“We’re concerned,” said Thomas Coleman, Junior. “There’s a lot in this that has not been well thought out, and it won’t affect me as a retired state trooper, but it will affect the public.”
The Alabama Law Enforcement Agency is headed by Secretary Spencer Collier. Collier was not available to talk on-camera, but a representative from the agency told us the plan is on track and will save money. The transition has been made over time, but will officially go into effect on January 1, 2015.
“The idea was there would be more efficiency if we consolidated all of those into one large entity. At times we had some agencies with more than they could do and others with maybe less than they could do,” said State Senator Dick Brewbaker, a Republican from Montgomery.
However, Brewbaker says there have been some unforseen complications, and he says he’s gotten calls from retired public employees who are worried about the direction their former departments may be taking because of the consolidation.
“While we definitely need to achieve all the efficiencies we can and save as much money as we can, we need to make sure we do it right, because the idea was to enhance public safety, not create confusion among our law enforcement community. I think the legislature is perfectly willing to take another look at the bill if that turns out to be what we need to do,” he said.
We also spoke to retired state troopers who told us they think it’s too soon to definitely tell what impact the consolidation will make. Retired Assistant Director of the Dept. Of Public Safety Harold Hammond says there are some changes he would like to see.
“I don’t know the exact number here, but perhaps 300, 350 troopers at maximum. They need help. They need more manpower on the road. The public needs it, and they deserve it,” he said.
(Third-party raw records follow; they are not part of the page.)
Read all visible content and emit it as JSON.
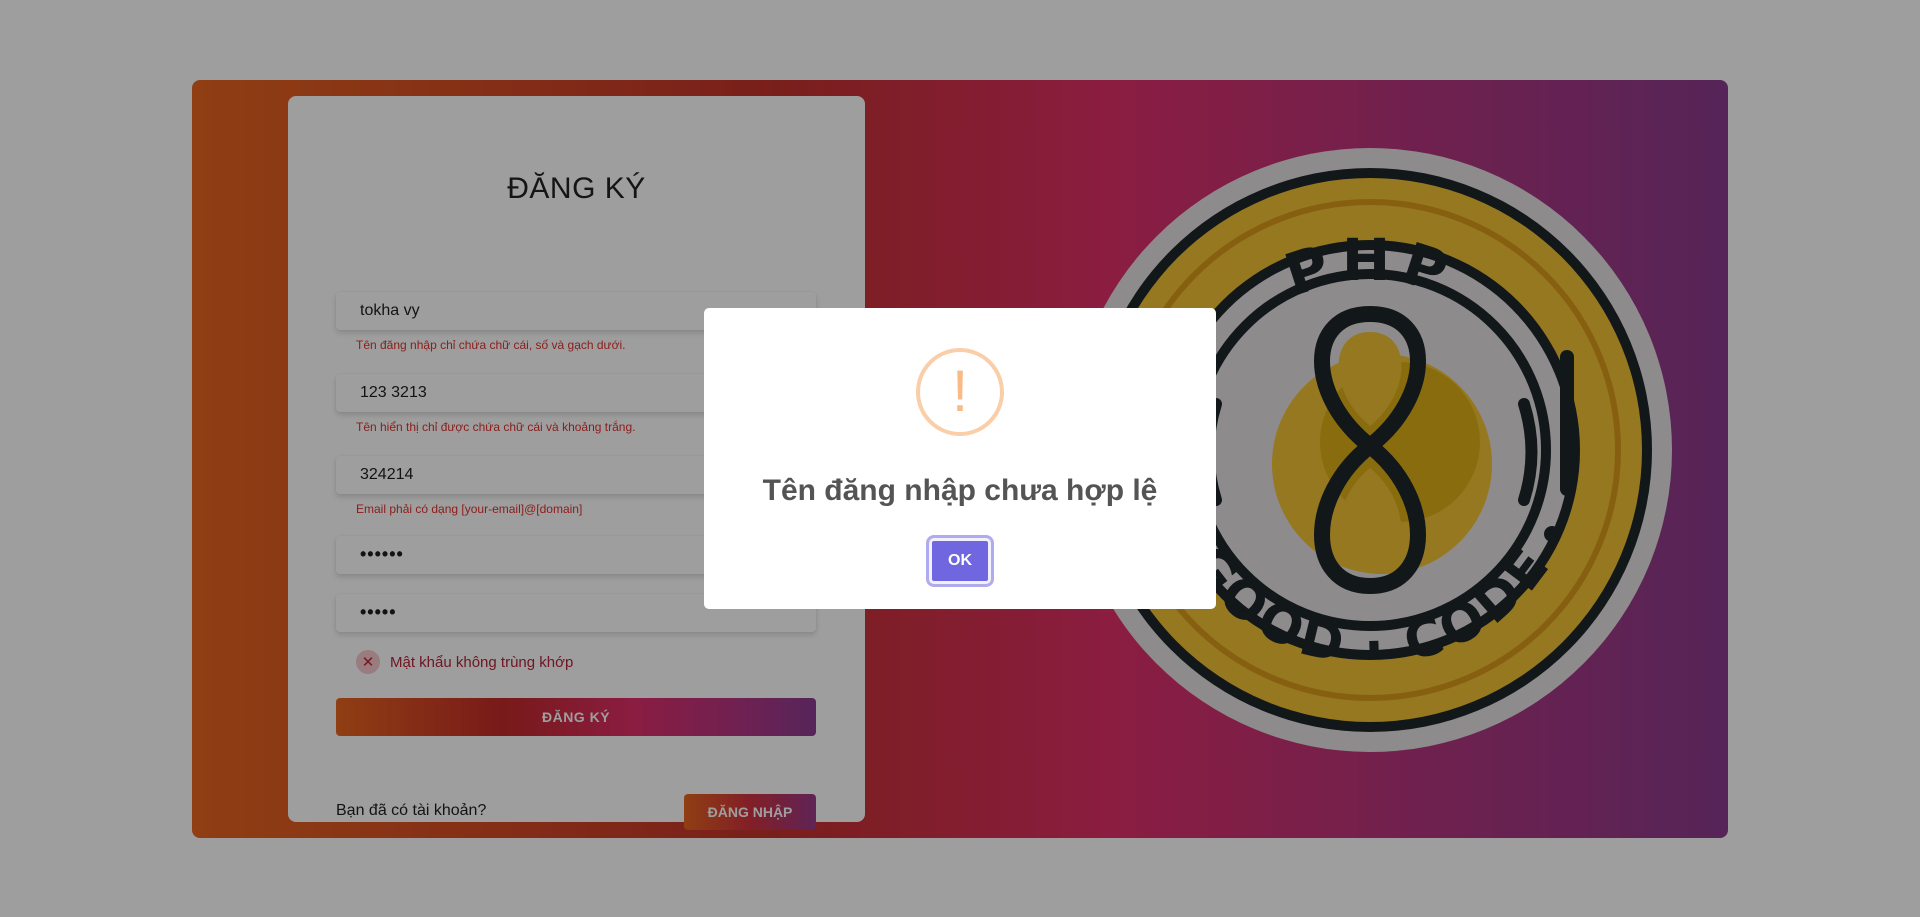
{
  "colors": {
    "accent_orange": "#e8651f",
    "accent_pink": "#e02f6a",
    "accent_purple": "#8a3b8e",
    "error_red": "#e0332f",
    "modal_button": "#7066e0",
    "warning_icon": "#f8bb86"
  },
  "form": {
    "title": "ĐĂNG KÝ",
    "username_value": "tokha vy",
    "username_error": "Tên đăng nhập chỉ chứa chữ cái, số và gạch dưới.",
    "display_name_value": "123 3213",
    "display_name_error": "Tên hiển thị chỉ được chứa chữ cái và khoảng trắng.",
    "email_value": "324214",
    "email_error": "Email phải có dạng [your-email]@[domain]",
    "password_value": "••••••",
    "confirm_password_value": "•••••",
    "password_mismatch": "Mật khẩu không trùng khớp",
    "mismatch_icon": "close-icon",
    "submit_label": "ĐĂNG KÝ",
    "have_account_text": "Bạn đã có tài khoản?",
    "login_label": "ĐĂNG NHẬP"
  },
  "logo": {
    "top_text": "PHP",
    "bottom_text": "GOOD · CODE"
  },
  "modal": {
    "icon": "warning-icon",
    "icon_glyph": "!",
    "title": "Tên đăng nhập chưa hợp lệ",
    "ok_label": "OK"
  }
}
The Alabama Law Enforcement Agency does have a website…where people can submit their suggestions or concerns. You can go to their website here.